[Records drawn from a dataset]
+++
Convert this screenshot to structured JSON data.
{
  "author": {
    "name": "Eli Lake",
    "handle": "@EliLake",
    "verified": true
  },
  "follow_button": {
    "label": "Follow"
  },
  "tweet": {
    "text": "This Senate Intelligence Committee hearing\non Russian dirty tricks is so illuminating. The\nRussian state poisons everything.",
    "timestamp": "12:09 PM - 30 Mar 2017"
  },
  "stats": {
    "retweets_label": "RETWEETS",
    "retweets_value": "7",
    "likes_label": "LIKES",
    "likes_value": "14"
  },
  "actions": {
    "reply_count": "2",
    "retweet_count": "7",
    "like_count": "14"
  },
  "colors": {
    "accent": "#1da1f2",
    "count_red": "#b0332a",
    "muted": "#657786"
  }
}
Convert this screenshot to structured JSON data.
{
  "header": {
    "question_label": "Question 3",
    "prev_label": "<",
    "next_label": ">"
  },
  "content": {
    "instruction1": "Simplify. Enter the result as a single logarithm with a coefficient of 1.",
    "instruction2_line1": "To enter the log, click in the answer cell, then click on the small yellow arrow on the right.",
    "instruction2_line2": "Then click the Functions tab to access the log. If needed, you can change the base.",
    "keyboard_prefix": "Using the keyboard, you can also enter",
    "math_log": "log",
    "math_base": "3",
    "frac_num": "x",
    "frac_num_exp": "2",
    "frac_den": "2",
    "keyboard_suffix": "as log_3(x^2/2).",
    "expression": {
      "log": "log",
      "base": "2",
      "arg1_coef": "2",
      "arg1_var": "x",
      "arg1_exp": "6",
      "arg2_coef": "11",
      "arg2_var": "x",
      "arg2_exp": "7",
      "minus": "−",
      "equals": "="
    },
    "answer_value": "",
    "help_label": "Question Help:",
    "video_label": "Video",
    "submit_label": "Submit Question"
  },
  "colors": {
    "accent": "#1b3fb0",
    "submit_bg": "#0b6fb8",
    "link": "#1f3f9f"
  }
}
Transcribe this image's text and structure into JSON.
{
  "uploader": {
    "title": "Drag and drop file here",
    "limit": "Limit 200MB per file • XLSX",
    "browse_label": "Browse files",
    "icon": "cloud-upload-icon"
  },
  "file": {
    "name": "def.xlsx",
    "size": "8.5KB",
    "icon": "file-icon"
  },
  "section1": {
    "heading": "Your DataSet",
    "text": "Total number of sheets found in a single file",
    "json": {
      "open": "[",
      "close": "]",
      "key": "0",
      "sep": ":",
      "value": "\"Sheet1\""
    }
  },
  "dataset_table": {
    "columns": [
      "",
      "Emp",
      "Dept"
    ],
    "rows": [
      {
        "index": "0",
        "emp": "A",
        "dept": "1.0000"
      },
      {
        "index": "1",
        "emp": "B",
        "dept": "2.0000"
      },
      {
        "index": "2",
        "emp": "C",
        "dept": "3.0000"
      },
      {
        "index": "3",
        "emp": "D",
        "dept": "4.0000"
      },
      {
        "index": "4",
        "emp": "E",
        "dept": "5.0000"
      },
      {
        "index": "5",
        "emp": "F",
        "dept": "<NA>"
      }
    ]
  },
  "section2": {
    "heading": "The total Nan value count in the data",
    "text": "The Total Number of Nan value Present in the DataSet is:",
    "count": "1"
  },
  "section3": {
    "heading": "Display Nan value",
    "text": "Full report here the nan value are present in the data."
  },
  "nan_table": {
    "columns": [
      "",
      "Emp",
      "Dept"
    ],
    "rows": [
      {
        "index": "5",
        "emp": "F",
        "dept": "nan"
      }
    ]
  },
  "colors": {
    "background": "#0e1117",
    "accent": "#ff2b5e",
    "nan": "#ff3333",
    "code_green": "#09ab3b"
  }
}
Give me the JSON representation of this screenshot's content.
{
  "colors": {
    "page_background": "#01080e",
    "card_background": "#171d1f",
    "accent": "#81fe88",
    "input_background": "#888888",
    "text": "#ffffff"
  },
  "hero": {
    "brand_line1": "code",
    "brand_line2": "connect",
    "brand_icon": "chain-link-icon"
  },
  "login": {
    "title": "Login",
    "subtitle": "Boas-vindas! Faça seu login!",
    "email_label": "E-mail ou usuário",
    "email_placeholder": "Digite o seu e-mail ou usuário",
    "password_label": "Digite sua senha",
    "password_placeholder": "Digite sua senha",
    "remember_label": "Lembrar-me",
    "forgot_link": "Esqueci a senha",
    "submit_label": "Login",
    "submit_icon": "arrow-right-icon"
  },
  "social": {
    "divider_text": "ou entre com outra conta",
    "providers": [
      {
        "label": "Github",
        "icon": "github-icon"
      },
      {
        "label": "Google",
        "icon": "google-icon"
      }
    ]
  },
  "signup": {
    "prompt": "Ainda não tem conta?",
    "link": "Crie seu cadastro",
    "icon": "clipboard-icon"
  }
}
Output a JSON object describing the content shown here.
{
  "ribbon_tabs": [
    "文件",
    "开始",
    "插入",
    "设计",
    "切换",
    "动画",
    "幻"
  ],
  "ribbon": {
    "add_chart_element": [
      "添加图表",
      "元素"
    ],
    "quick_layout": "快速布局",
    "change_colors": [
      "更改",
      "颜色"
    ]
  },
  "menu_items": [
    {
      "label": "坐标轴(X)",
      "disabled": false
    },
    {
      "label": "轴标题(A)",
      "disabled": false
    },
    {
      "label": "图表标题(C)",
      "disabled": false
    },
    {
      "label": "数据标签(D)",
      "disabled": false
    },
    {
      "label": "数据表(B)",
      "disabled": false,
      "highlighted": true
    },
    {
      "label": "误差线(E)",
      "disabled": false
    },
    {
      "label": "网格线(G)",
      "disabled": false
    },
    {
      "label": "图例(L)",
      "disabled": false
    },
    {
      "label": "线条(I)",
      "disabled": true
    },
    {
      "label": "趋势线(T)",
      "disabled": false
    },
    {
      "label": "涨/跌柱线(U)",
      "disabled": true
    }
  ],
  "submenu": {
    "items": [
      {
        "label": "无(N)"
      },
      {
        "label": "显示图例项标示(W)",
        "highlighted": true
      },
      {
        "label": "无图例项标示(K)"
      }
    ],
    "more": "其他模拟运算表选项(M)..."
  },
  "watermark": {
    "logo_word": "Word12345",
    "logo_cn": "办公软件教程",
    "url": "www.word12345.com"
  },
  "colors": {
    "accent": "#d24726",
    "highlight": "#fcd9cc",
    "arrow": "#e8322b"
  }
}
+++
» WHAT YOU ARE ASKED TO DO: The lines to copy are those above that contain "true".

» RESPONSE AREA:
    "verified": true
      "highlighted": true
      "disabled": true
      "disabled": true
        "highlighted": true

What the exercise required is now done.